[Start of Attachment]
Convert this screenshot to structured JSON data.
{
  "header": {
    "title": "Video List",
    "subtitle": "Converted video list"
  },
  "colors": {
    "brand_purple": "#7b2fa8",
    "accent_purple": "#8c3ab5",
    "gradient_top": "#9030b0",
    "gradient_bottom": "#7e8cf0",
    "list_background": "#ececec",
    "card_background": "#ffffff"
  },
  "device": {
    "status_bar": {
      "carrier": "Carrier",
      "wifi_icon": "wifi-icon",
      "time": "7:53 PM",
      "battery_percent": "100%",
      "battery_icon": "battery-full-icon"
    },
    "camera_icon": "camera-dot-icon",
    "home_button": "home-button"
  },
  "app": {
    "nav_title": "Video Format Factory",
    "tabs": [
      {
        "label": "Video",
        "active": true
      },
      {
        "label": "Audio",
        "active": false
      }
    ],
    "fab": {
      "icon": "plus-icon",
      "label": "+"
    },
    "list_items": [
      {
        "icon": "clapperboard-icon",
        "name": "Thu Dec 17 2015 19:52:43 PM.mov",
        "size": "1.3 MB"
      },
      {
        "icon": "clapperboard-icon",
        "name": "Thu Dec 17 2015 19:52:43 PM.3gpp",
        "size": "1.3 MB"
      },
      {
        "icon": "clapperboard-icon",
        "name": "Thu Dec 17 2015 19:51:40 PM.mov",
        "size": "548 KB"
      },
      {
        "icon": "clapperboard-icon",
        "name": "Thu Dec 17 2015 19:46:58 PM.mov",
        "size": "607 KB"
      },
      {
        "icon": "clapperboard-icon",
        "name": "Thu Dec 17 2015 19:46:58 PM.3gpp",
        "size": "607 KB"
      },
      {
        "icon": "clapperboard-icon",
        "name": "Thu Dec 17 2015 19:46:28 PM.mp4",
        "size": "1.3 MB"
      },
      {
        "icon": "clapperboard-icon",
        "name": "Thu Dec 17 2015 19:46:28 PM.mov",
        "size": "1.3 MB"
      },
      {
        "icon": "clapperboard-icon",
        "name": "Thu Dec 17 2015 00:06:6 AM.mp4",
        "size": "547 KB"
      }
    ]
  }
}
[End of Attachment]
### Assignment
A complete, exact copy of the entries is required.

### Result
Convert this screenshot to structured JSON data.
{
  "header": {
    "title": "Video List",
    "subtitle": "Converted video list"
  },
  "colors": {
    "brand_purple": "#7b2fa8",
    "accent_purple": "#8c3ab5",
    "gradient_top": "#9030b0",
    "gradient_bottom": "#7e8cf0",
    "list_background": "#ececec",
    "card_background": "#ffffff"
  },
  "device": {
    "status_bar": {
      "carrier": "Carrier",
      "wifi_icon": "wifi-icon",
      "time": "7:53 PM",
      "battery_percent": "100%",
      "battery_icon": "battery-full-icon"
    },
    "camera_icon": "camera-dot-icon",
    "home_button": "home-button"
  },
  "app": {
    "nav_title": "Video Format Factory",
    "tabs": [
      {
        "label": "Video",
        "active": true
      },
      {
        "label": "Audio",
        "active": false
      }
    ],
    "fab": {
      "icon": "plus-icon",
      "label": "+"
    },
    "list_items": [
      {
        "icon": "clapperboard-icon",
        "name": "Thu Dec 17 2015 19:52:43 PM.mov",
        "size": "1.3 MB"
      },
      {
        "icon": "clapperboard-icon",
        "name": "Thu Dec 17 2015 19:52:43 PM.3gpp",
        "size": "1.3 MB"
      },
      {
        "icon": "clapperboard-icon",
        "name": "Thu Dec 17 2015 19:51:40 PM.mov",
        "size": "548 KB"
      },
      {
        "icon": "clapperboard-icon",
        "name": "Thu Dec 17 2015 19:46:58 PM.mov",
        "size": "607 KB"
      },
      {
        "icon": "clapperboard-icon",
        "name": "Thu Dec 17 2015 19:46:58 PM.3gpp",
        "size": "607 KB"
      },
      {
        "icon": "clapperboard-icon",
        "name": "Thu Dec 17 2015 19:46:28 PM.mp4",
        "size": "1.3 MB"
      },
      {
        "icon": "clapperboard-icon",
        "name": "Thu Dec 17 2015 19:46:28 PM.mov",
        "size": "1.3 MB"
      },
      {
        "icon": "clapperboard-icon",
        "name": "Thu Dec 17 2015 00:06:6 AM.mp4",
        "size": "547 KB"
      }
    ]
  }
}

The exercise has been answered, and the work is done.